--- MATERIAL SHOWN Enclosed Below ---

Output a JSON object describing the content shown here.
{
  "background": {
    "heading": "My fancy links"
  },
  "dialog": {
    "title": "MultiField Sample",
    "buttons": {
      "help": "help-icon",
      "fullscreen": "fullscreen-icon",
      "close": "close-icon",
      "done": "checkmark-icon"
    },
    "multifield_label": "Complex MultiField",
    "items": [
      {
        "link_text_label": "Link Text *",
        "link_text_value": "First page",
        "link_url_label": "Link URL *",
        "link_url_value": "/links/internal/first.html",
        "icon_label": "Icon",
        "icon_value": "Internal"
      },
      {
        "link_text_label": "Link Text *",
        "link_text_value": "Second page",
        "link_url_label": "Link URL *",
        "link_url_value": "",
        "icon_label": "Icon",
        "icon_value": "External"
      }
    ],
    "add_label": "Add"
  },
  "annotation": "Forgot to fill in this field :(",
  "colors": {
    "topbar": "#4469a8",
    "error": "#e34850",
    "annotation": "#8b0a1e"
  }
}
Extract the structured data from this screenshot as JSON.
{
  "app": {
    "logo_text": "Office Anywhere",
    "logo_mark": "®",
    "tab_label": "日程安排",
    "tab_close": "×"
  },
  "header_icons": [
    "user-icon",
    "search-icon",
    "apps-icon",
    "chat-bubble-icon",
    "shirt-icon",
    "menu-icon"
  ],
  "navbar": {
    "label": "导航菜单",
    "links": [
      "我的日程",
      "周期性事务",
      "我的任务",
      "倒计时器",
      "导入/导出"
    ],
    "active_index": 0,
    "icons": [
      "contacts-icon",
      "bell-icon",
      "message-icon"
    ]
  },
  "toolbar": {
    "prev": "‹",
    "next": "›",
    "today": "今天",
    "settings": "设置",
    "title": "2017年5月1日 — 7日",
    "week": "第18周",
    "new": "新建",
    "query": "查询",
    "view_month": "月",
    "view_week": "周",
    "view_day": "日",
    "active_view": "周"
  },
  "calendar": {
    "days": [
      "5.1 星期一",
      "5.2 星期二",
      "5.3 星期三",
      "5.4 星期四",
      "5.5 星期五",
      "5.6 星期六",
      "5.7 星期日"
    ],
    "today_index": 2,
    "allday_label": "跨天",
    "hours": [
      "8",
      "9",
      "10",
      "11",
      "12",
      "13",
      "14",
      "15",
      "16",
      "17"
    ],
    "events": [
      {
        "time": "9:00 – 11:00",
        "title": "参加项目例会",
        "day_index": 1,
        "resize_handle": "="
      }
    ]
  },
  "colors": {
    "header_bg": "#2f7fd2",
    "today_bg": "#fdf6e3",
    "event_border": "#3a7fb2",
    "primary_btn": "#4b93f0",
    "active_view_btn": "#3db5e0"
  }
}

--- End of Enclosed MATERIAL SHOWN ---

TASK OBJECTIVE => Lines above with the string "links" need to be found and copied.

YOUR RESPONSE =>
    "heading": "My fancy links"
        "link_url_value": "/links/internal/first.html",
    "links": [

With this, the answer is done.